Then there is the fact that Clinton's answer on the foundation seems to be based on the idea that he and his wife are operating in a legal sphere for the next two years. They're not. They're living in the world of politics -- and the rules of that world are far different than those of a court of law.
You have to love this. A middler like Cillizza explaining how politics works to Bill Clinton.
This a perfect illustration of why Moist von Lipwig, the reformed con artist hero of Terry Pratchett’s Discworld novels, thinks the editorial page is the funniest section of a newspaper: it’s premised on the idea that the world would be a much better place if it was run by journalists.
What are these rules?
Are they written down? Can you look them up online?
Who made them?
Was there a commission?
Well, Cillizza and his fellow touts make the rules. Are making the rules. They make them up daily as they go along as they need them to do the job they’ve given themselves of deciding what’s important (while pretending, of course, that they’re not doing any deciding. They’re just reporting on what is).
You might think it's more important to know what real good the money the Clinton Foundation takes in actually does than to speculate cynically on the possibility that some of the billionaires donating that money didn't do it solely out of the goodness of their hearts.

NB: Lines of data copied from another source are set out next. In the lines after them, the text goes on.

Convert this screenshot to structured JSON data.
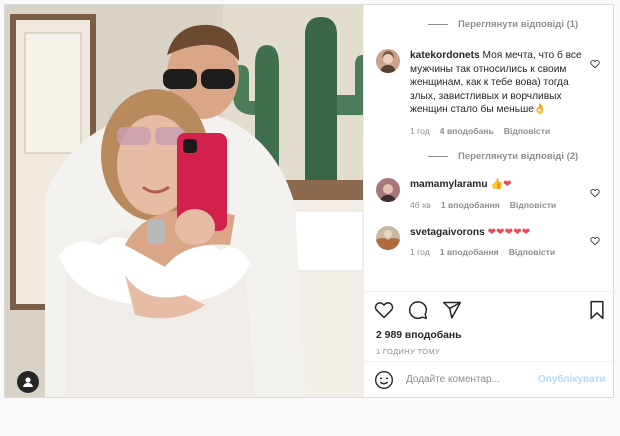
{
  "post": {
    "icons": {
      "user_tag": "user-tag-icon",
      "like": "heart-icon",
      "comment": "comment-bubble-icon",
      "share": "share-paper-plane-icon",
      "save": "bookmark-icon",
      "emoji": "emoji-smile-icon"
    }
  },
  "comments": {
    "view_replies_1": "Переглянути відповіді (1)",
    "view_replies_2": "Переглянути відповіді (2)",
    "items": [
      {
        "username": "katekordonets",
        "text": "Моя мечта, что б все мужчины так относились к своим женщинам, как к тебе вова) тогда злых, завистливых и ворчливых женщин стало бы меньше👌",
        "time": "1 год",
        "likes": "4 вподобань",
        "reply": "Відповісти"
      },
      {
        "username": "mamamylaramu",
        "text": "👍❤",
        "time": "46 хв",
        "likes": "1 вподобання",
        "reply": "Відповісти"
      },
      {
        "username": "svetagaivorons",
        "text": "❤❤❤❤❤",
        "time": "1 год",
        "likes": "1 вподобання",
        "reply": "Відповісти"
      }
    ]
  },
  "likes_count": "2 989 вподобань",
  "posted_ago": "1 ГОДИНУ ТОМУ",
  "add_comment": {
    "placeholder": "Додайте коментар...",
    "publish_label": "Опублікувати"
  },
  "colors": {
    "heart": "#ed4956",
    "publish_disabled": "#b3dbff",
    "secondary_text": "#8e8e8e"
  }
}
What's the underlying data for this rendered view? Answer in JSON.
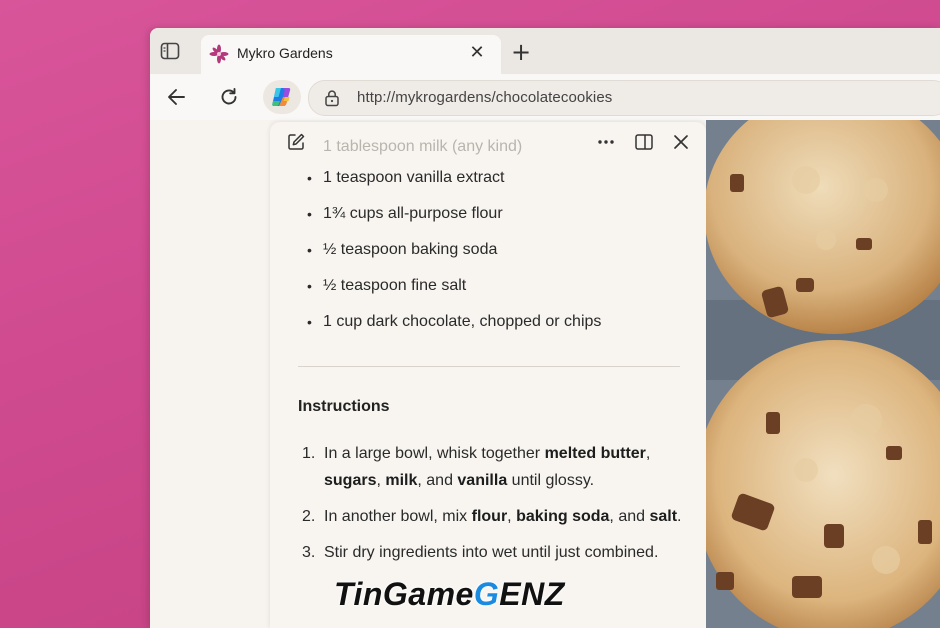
{
  "tab": {
    "title": "Mykro Gardens",
    "close": "✕"
  },
  "new_tab": "+",
  "address": {
    "url": "http://mykrogardens/chocolatecookies"
  },
  "copilot_pane": {
    "faded_item": "1 tablespoon milk (any kind)",
    "ingredients": [
      "1 teaspoon vanilla extract",
      "1¾ cups all-purpose flour",
      "½ teaspoon baking soda",
      "½ teaspoon fine salt",
      "1 cup dark chocolate, chopped or chips"
    ],
    "instructions_title": "Instructions",
    "steps": [
      {
        "num": "1.",
        "parts": [
          {
            "t": "In a large bowl, whisk together ",
            "b": false
          },
          {
            "t": "melted butter",
            "b": true
          },
          {
            "t": ", ",
            "b": false
          },
          {
            "t": "sugars",
            "b": true
          },
          {
            "t": ", ",
            "b": false
          },
          {
            "t": "milk",
            "b": true
          },
          {
            "t": ", and ",
            "b": false
          },
          {
            "t": "vanilla",
            "b": true
          },
          {
            "t": " until glossy.",
            "b": false
          }
        ]
      },
      {
        "num": "2.",
        "parts": [
          {
            "t": "In another bowl, mix ",
            "b": false
          },
          {
            "t": "flour",
            "b": true
          },
          {
            "t": ", ",
            "b": false
          },
          {
            "t": "baking soda",
            "b": true
          },
          {
            "t": ", and ",
            "b": false
          },
          {
            "t": "salt",
            "b": true
          },
          {
            "t": ".",
            "b": false
          }
        ]
      },
      {
        "num": "3.",
        "parts": [
          {
            "t": "Stir dry ingredients into wet until just combined.",
            "b": false
          }
        ]
      }
    ]
  },
  "watermark": {
    "part1": "TinGame",
    "accent": "G",
    "part2": "ENZ"
  },
  "colors": {
    "background": "#d14d92",
    "accent": "#1a8be0"
  }
}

You might think it’s more important that Ebola and malaria patients and children with pediatric AIDS have been treated and cured, that women and girls in developing nations have been given economic and educational opportunities, that solar power and clean water have been brought to out-of-the-way villages in Africa, that schools have been built and teachers have been trained, that elephants and rhinos have been protected from poachers, that small island nations have been getting help dealing with the devastation to their coasts by rising oceans brought on by climate change, that all of that and more has been done and is being done than that Bill Clinton isn’t sufficiently cognizant that he’s living in the world of politics according to the likes of Chris Cillizza and his pals.
You might think it's more important that thanks to all the speeches Bill Clinton gives and all the traveling he's done and all his gladhanding, thousands upon thousands of lives have been saved than that he was paid a lot of money, much of which he put back into the Foundation, to make those speeches and do that gladhanding.
You might that it's more important that as Secretary of State Hillary Clinton worked tirelessly to improve the lot and lives of women and girls all over the world than that she used the "wrong" email server and then failed to personally keep track of every single email she sent and now, years later, can't remember what went where, and can't understand why it matters or rather she understands all too well and can barely contain her anger and contempt.
You might think it matters more what a candidate for President plans to do if she's elected than that she be at the beck and call of lazy, self-important journalists demanding answers to trivial and irrelevant questions about perception problems and campaign strategies and why she's not answering questions she's been answering all along.
You might think it's more important what she says than that she won't be saying it as often in states she won't win no matter what or how often she says it and instead says it more often in states she needs to carry to win the election.
You might think any of that or all of it. But what do you know? You're thinking as if the rules of real life and normal human behavior apply. You're thinking as if the world is as it is and not as fatuous political journalists say it is. You aren't thinking of the rules of the world of politics.
And you don't make those rules.
And on a related note, me again but more recently, from a couple weeks ago: Where Trumps come from, once more with feeling.